Yet, De Lima said, the killing of Ati tribal leader Dexter Condez in 2013, the unresolved killings of lumads in Mindanao and Igorots of Cordillera, and violations of the legal duty of the mining companies to secure free, prior and informed consent from the affected IP communities, among others, are still happening.
Like me, many Igorots who come from remote villages struggled to attain higher education.
The Igorots who were living in the vicinity were the ones who came in to help us, Fernandez said.
Doing this enables the authors not only to draw attention to the common characteristics to be discerned within the zones but also, and again, to bring out the historical roles of the "upland" peoples, such as the Bataks and the Igorots, and the coastal peoples, such as the Orang Laut and the Sama Bajau.
TRADITION This young man of the Igorots people is dressed in a way dating back centuries.
Many Philippine Igorots that had been similarly recruited to perform in the U.
Bulosan does this textually by noting that the Igorots in the story are squatting on the ground and eating with their hands.
While talks were under way, a group of gangsa-beating Igorots danced their way through a section of the massed crowd.
While the United States was condoning atrocities against Native Americans, blacks, and other minorities, the colonial government in the Philippines defended the Igorots, the indigenous Aetas, and the Muslim Moros.
NEW YORK CITY: Last July, some descendants of the Igorots of the Philippines who joined the St.
Vaughn explores the display of Igorots in the United States in the wake of the occupation of the Philippines, while Frost examines the political usefulness of the Circassian Beauty as a figuration of racial purity.

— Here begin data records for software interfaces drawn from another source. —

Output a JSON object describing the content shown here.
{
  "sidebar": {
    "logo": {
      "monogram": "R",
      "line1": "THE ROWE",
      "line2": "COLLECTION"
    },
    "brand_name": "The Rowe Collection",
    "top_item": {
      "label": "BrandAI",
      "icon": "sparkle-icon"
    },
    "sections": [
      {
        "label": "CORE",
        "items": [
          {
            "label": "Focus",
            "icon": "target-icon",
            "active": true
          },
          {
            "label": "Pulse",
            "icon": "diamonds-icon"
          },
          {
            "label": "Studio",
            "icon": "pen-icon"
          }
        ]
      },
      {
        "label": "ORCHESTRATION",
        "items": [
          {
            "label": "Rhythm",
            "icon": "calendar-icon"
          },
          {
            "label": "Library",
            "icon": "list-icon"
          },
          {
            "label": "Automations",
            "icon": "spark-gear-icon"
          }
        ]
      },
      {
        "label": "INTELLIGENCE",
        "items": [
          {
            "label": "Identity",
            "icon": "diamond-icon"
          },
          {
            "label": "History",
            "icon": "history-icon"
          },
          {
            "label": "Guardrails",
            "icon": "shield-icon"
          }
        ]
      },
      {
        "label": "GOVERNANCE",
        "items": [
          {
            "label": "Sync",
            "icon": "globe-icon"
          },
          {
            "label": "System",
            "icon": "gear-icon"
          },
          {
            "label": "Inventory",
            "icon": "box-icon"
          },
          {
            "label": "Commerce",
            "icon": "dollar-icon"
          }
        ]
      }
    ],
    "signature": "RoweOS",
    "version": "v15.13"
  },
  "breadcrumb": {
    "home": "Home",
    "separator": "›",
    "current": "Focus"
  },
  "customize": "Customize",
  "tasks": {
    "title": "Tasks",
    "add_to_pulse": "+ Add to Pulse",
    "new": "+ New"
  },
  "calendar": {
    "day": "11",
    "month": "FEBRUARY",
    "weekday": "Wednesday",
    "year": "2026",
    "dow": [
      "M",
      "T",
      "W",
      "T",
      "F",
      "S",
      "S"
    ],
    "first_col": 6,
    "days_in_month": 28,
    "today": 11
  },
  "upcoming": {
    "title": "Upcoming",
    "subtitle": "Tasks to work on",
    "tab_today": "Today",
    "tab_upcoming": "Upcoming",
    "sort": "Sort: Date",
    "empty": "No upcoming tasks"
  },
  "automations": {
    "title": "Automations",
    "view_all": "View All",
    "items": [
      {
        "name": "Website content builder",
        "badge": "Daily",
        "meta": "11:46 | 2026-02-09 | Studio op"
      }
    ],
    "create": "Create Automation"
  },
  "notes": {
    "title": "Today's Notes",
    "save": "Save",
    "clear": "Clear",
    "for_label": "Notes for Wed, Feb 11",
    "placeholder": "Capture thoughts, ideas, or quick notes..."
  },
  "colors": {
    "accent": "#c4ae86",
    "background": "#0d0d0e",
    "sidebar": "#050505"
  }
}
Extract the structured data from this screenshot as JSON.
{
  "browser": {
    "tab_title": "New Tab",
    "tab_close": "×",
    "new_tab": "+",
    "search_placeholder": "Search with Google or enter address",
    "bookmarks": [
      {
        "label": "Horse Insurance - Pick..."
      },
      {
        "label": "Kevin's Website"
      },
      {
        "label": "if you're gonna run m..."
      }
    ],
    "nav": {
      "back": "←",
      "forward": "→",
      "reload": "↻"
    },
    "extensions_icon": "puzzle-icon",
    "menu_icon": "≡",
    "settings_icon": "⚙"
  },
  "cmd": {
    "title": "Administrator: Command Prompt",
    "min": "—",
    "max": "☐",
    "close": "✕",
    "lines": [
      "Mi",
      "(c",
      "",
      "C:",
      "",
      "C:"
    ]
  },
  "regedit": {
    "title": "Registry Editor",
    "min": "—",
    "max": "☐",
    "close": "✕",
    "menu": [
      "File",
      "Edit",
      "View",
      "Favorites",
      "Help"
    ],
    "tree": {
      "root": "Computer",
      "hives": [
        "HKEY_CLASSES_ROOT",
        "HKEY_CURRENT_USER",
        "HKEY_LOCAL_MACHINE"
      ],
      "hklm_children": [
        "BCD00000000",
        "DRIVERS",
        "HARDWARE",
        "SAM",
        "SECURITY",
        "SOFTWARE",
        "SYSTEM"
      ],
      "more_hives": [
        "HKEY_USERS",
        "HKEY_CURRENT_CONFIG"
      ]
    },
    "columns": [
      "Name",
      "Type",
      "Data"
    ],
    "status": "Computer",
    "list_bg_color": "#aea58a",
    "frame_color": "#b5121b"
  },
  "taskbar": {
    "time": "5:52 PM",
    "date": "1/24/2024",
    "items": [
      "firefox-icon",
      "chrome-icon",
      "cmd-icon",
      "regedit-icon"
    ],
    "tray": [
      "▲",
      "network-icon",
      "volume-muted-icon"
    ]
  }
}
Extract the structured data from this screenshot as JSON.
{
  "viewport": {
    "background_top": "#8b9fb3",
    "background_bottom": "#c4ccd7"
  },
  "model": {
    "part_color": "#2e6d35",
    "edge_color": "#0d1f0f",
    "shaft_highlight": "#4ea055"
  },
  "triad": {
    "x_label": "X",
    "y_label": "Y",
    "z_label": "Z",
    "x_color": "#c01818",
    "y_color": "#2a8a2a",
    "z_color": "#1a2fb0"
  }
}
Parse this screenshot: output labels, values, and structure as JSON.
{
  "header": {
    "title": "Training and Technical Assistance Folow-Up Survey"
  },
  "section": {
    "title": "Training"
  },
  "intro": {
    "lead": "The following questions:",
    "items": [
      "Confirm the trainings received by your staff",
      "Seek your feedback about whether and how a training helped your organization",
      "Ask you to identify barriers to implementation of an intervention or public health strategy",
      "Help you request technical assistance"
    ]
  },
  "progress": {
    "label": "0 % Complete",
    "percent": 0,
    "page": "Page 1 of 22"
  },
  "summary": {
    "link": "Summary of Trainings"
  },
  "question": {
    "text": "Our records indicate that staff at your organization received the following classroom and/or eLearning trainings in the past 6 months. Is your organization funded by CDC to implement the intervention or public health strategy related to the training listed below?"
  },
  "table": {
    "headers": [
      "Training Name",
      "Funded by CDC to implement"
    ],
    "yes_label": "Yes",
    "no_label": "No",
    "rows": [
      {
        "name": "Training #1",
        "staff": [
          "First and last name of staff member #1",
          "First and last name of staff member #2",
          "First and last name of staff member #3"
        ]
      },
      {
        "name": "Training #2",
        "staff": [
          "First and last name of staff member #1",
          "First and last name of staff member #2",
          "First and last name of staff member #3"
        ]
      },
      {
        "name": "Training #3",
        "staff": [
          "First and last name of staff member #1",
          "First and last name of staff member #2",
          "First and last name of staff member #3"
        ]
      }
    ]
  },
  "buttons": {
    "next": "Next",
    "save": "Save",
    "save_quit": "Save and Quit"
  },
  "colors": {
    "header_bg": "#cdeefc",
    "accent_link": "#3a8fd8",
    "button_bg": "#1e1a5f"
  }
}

Further north, in Bontoc, a mission church was founded and vigorously evangelized the local Igorots.